WHAT IS EXPECTED: So long as no pictures are carried over, output the records below exactly.

DATA PROVIDED:
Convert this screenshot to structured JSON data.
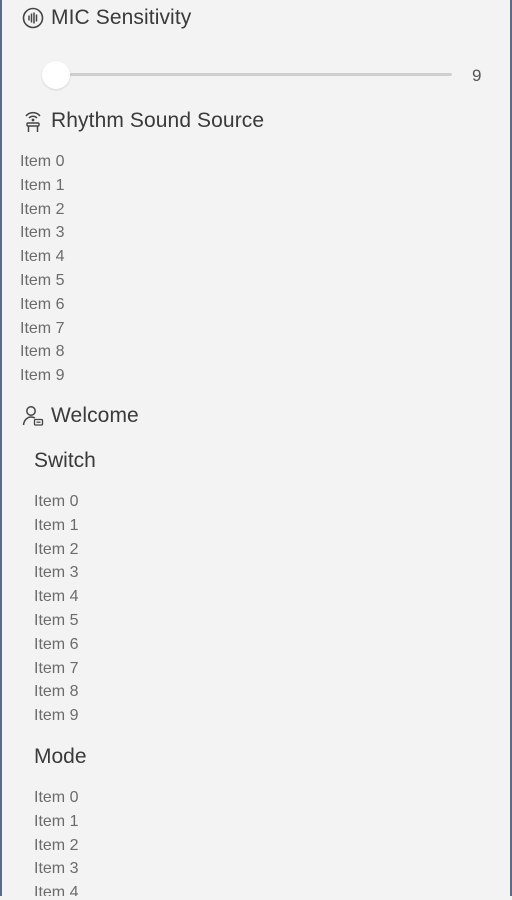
{
  "mic": {
    "title": "MIC Sensitivity",
    "icon": "mic-wave-icon",
    "slider_value": "9",
    "slider_fraction": 0.0
  },
  "rhythm": {
    "title": "Rhythm Sound Source",
    "icon": "broadcast-person-icon",
    "items": [
      "Item 0",
      "Item 1",
      "Item 2",
      "Item 3",
      "Item 4",
      "Item 5",
      "Item 6",
      "Item 7",
      "Item 8",
      "Item 9"
    ]
  },
  "welcome": {
    "title": "Welcome",
    "icon": "user-settings-icon",
    "switch": {
      "title": "Switch",
      "items": [
        "Item 0",
        "Item 1",
        "Item 2",
        "Item 3",
        "Item 4",
        "Item 5",
        "Item 6",
        "Item 7",
        "Item 8",
        "Item 9"
      ]
    },
    "mode": {
      "title": "Mode",
      "items": [
        "Item 0",
        "Item 1",
        "Item 2",
        "Item 3",
        "Item 4"
      ]
    }
  },
  "colors": {
    "background": "#f3f3f3",
    "border": "#5c6a8a",
    "track": "#cfcfcf",
    "thumb": "#ffffff"
  }
}
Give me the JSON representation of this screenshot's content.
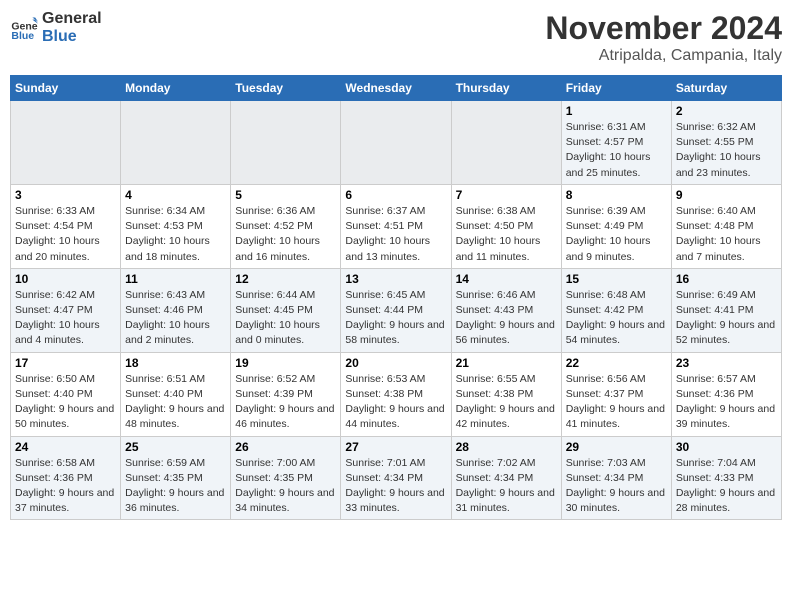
{
  "header": {
    "logo_general": "General",
    "logo_blue": "Blue",
    "month": "November 2024",
    "location": "Atripalda, Campania, Italy"
  },
  "weekdays": [
    "Sunday",
    "Monday",
    "Tuesday",
    "Wednesday",
    "Thursday",
    "Friday",
    "Saturday"
  ],
  "weeks": [
    [
      {
        "day": "",
        "info": ""
      },
      {
        "day": "",
        "info": ""
      },
      {
        "day": "",
        "info": ""
      },
      {
        "day": "",
        "info": ""
      },
      {
        "day": "",
        "info": ""
      },
      {
        "day": "1",
        "info": "Sunrise: 6:31 AM\nSunset: 4:57 PM\nDaylight: 10 hours and 25 minutes."
      },
      {
        "day": "2",
        "info": "Sunrise: 6:32 AM\nSunset: 4:55 PM\nDaylight: 10 hours and 23 minutes."
      }
    ],
    [
      {
        "day": "3",
        "info": "Sunrise: 6:33 AM\nSunset: 4:54 PM\nDaylight: 10 hours and 20 minutes."
      },
      {
        "day": "4",
        "info": "Sunrise: 6:34 AM\nSunset: 4:53 PM\nDaylight: 10 hours and 18 minutes."
      },
      {
        "day": "5",
        "info": "Sunrise: 6:36 AM\nSunset: 4:52 PM\nDaylight: 10 hours and 16 minutes."
      },
      {
        "day": "6",
        "info": "Sunrise: 6:37 AM\nSunset: 4:51 PM\nDaylight: 10 hours and 13 minutes."
      },
      {
        "day": "7",
        "info": "Sunrise: 6:38 AM\nSunset: 4:50 PM\nDaylight: 10 hours and 11 minutes."
      },
      {
        "day": "8",
        "info": "Sunrise: 6:39 AM\nSunset: 4:49 PM\nDaylight: 10 hours and 9 minutes."
      },
      {
        "day": "9",
        "info": "Sunrise: 6:40 AM\nSunset: 4:48 PM\nDaylight: 10 hours and 7 minutes."
      }
    ],
    [
      {
        "day": "10",
        "info": "Sunrise: 6:42 AM\nSunset: 4:47 PM\nDaylight: 10 hours and 4 minutes."
      },
      {
        "day": "11",
        "info": "Sunrise: 6:43 AM\nSunset: 4:46 PM\nDaylight: 10 hours and 2 minutes."
      },
      {
        "day": "12",
        "info": "Sunrise: 6:44 AM\nSunset: 4:45 PM\nDaylight: 10 hours and 0 minutes."
      },
      {
        "day": "13",
        "info": "Sunrise: 6:45 AM\nSunset: 4:44 PM\nDaylight: 9 hours and 58 minutes."
      },
      {
        "day": "14",
        "info": "Sunrise: 6:46 AM\nSunset: 4:43 PM\nDaylight: 9 hours and 56 minutes."
      },
      {
        "day": "15",
        "info": "Sunrise: 6:48 AM\nSunset: 4:42 PM\nDaylight: 9 hours and 54 minutes."
      },
      {
        "day": "16",
        "info": "Sunrise: 6:49 AM\nSunset: 4:41 PM\nDaylight: 9 hours and 52 minutes."
      }
    ],
    [
      {
        "day": "17",
        "info": "Sunrise: 6:50 AM\nSunset: 4:40 PM\nDaylight: 9 hours and 50 minutes."
      },
      {
        "day": "18",
        "info": "Sunrise: 6:51 AM\nSunset: 4:40 PM\nDaylight: 9 hours and 48 minutes."
      },
      {
        "day": "19",
        "info": "Sunrise: 6:52 AM\nSunset: 4:39 PM\nDaylight: 9 hours and 46 minutes."
      },
      {
        "day": "20",
        "info": "Sunrise: 6:53 AM\nSunset: 4:38 PM\nDaylight: 9 hours and 44 minutes."
      },
      {
        "day": "21",
        "info": "Sunrise: 6:55 AM\nSunset: 4:38 PM\nDaylight: 9 hours and 42 minutes."
      },
      {
        "day": "22",
        "info": "Sunrise: 6:56 AM\nSunset: 4:37 PM\nDaylight: 9 hours and 41 minutes."
      },
      {
        "day": "23",
        "info": "Sunrise: 6:57 AM\nSunset: 4:36 PM\nDaylight: 9 hours and 39 minutes."
      }
    ],
    [
      {
        "day": "24",
        "info": "Sunrise: 6:58 AM\nSunset: 4:36 PM\nDaylight: 9 hours and 37 minutes."
      },
      {
        "day": "25",
        "info": "Sunrise: 6:59 AM\nSunset: 4:35 PM\nDaylight: 9 hours and 36 minutes."
      },
      {
        "day": "26",
        "info": "Sunrise: 7:00 AM\nSunset: 4:35 PM\nDaylight: 9 hours and 34 minutes."
      },
      {
        "day": "27",
        "info": "Sunrise: 7:01 AM\nSunset: 4:34 PM\nDaylight: 9 hours and 33 minutes."
      },
      {
        "day": "28",
        "info": "Sunrise: 7:02 AM\nSunset: 4:34 PM\nDaylight: 9 hours and 31 minutes."
      },
      {
        "day": "29",
        "info": "Sunrise: 7:03 AM\nSunset: 4:34 PM\nDaylight: 9 hours and 30 minutes."
      },
      {
        "day": "30",
        "info": "Sunrise: 7:04 AM\nSunset: 4:33 PM\nDaylight: 9 hours and 28 minutes."
      }
    ]
  ]
}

SOLUTION:
Convert this screenshot to structured JSON data.
{
  "mic": {
    "title": "MIC Sensitivity",
    "icon": "mic-wave-icon",
    "slider_value": "9",
    "slider_fraction": 0.0
  },
  "rhythm": {
    "title": "Rhythm Sound Source",
    "icon": "broadcast-person-icon",
    "items": [
      "Item 0",
      "Item 1",
      "Item 2",
      "Item 3",
      "Item 4",
      "Item 5",
      "Item 6",
      "Item 7",
      "Item 8",
      "Item 9"
    ]
  },
  "welcome": {
    "title": "Welcome",
    "icon": "user-settings-icon",
    "switch": {
      "title": "Switch",
      "items": [
        "Item 0",
        "Item 1",
        "Item 2",
        "Item 3",
        "Item 4",
        "Item 5",
        "Item 6",
        "Item 7",
        "Item 8",
        "Item 9"
      ]
    },
    "mode": {
      "title": "Mode",
      "items": [
        "Item 0",
        "Item 1",
        "Item 2",
        "Item 3",
        "Item 4"
      ]
    }
  },
  "colors": {
    "background": "#f3f3f3",
    "border": "#5c6a8a",
    "track": "#cfcfcf",
    "thumb": "#ffffff"
  }
}
Give me the JSON representation of this screenshot's content.
{
  "header": {
    "logo_general": "General",
    "logo_blue": "Blue",
    "month": "November 2024",
    "location": "Atripalda, Campania, Italy"
  },
  "weekdays": [
    "Sunday",
    "Monday",
    "Tuesday",
    "Wednesday",
    "Thursday",
    "Friday",
    "Saturday"
  ],
  "weeks": [
    [
      {
        "day": "",
        "info": ""
      },
      {
        "day": "",
        "info": ""
      },
      {
        "day": "",
        "info": ""
      },
      {
        "day": "",
        "info": ""
      },
      {
        "day": "",
        "info": ""
      },
      {
        "day": "1",
        "info": "Sunrise: 6:31 AM\nSunset: 4:57 PM\nDaylight: 10 hours and 25 minutes."
      },
      {
        "day": "2",
        "info": "Sunrise: 6:32 AM\nSunset: 4:55 PM\nDaylight: 10 hours and 23 minutes."
      }
    ],
    [
      {
        "day": "3",
        "info": "Sunrise: 6:33 AM\nSunset: 4:54 PM\nDaylight: 10 hours and 20 minutes."
      },
      {
        "day": "4",
        "info": "Sunrise: 6:34 AM\nSunset: 4:53 PM\nDaylight: 10 hours and 18 minutes."
      },
      {
        "day": "5",
        "info": "Sunrise: 6:36 AM\nSunset: 4:52 PM\nDaylight: 10 hours and 16 minutes."
      },
      {
        "day": "6",
        "info": "Sunrise: 6:37 AM\nSunset: 4:51 PM\nDaylight: 10 hours and 13 minutes."
      },
      {
        "day": "7",
        "info": "Sunrise: 6:38 AM\nSunset: 4:50 PM\nDaylight: 10 hours and 11 minutes."
      },
      {
        "day": "8",
        "info": "Sunrise: 6:39 AM\nSunset: 4:49 PM\nDaylight: 10 hours and 9 minutes."
      },
      {
        "day": "9",
        "info": "Sunrise: 6:40 AM\nSunset: 4:48 PM\nDaylight: 10 hours and 7 minutes."
      }
    ],
    [
      {
        "day": "10",
        "info": "Sunrise: 6:42 AM\nSunset: 4:47 PM\nDaylight: 10 hours and 4 minutes."
      },
      {
        "day": "11",
        "info": "Sunrise: 6:43 AM\nSunset: 4:46 PM\nDaylight: 10 hours and 2 minutes."
      },
      {
        "day": "12",
        "info": "Sunrise: 6:44 AM\nSunset: 4:45 PM\nDaylight: 10 hours and 0 minutes."
      },
      {
        "day": "13",
        "info": "Sunrise: 6:45 AM\nSunset: 4:44 PM\nDaylight: 9 hours and 58 minutes."
      },
      {
        "day": "14",
        "info": "Sunrise: 6:46 AM\nSunset: 4:43 PM\nDaylight: 9 hours and 56 minutes."
      },
      {
        "day": "15",
        "info": "Sunrise: 6:48 AM\nSunset: 4:42 PM\nDaylight: 9 hours and 54 minutes."
      },
      {
        "day": "16",
        "info": "Sunrise: 6:49 AM\nSunset: 4:41 PM\nDaylight: 9 hours and 52 minutes."
      }
    ],
    [
      {
        "day": "17",
        "info": "Sunrise: 6:50 AM\nSunset: 4:40 PM\nDaylight: 9 hours and 50 minutes."
      },
      {
        "day": "18",
        "info": "Sunrise: 6:51 AM\nSunset: 4:40 PM\nDaylight: 9 hours and 48 minutes."
      },
      {
        "day": "19",
        "info": "Sunrise: 6:52 AM\nSunset: 4:39 PM\nDaylight: 9 hours and 46 minutes."
      },
      {
        "day": "20",
        "info": "Sunrise: 6:53 AM\nSunset: 4:38 PM\nDaylight: 9 hours and 44 minutes."
      },
      {
        "day": "21",
        "info": "Sunrise: 6:55 AM\nSunset: 4:38 PM\nDaylight: 9 hours and 42 minutes."
      },
      {
        "day": "22",
        "info": "Sunrise: 6:56 AM\nSunset: 4:37 PM\nDaylight: 9 hours and 41 minutes."
      },
      {
        "day": "23",
        "info": "Sunrise: 6:57 AM\nSunset: 4:36 PM\nDaylight: 9 hours and 39 minutes."
      }
    ],
    [
      {
        "day": "24",
        "info": "Sunrise: 6:58 AM\nSunset: 4:36 PM\nDaylight: 9 hours and 37 minutes."
      },
      {
        "day": "25",
        "info": "Sunrise: 6:59 AM\nSunset: 4:35 PM\nDaylight: 9 hours and 36 minutes."
      },
      {
        "day": "26",
        "info": "Sunrise: 7:00 AM\nSunset: 4:35 PM\nDaylight: 9 hours and 34 minutes."
      },
      {
        "day": "27",
        "info": "Sunrise: 7:01 AM\nSunset: 4:34 PM\nDaylight: 9 hours and 33 minutes."
      },
      {
        "day": "28",
        "info": "Sunrise: 7:02 AM\nSunset: 4:34 PM\nDaylight: 9 hours and 31 minutes."
      },
      {
        "day": "29",
        "info": "Sunrise: 7:03 AM\nSunset: 4:34 PM\nDaylight: 9 hours and 30 minutes."
      },
      {
        "day": "30",
        "info": "Sunrise: 7:04 AM\nSunset: 4:33 PM\nDaylight: 9 hours and 28 minutes."
      }
    ]
  ]
}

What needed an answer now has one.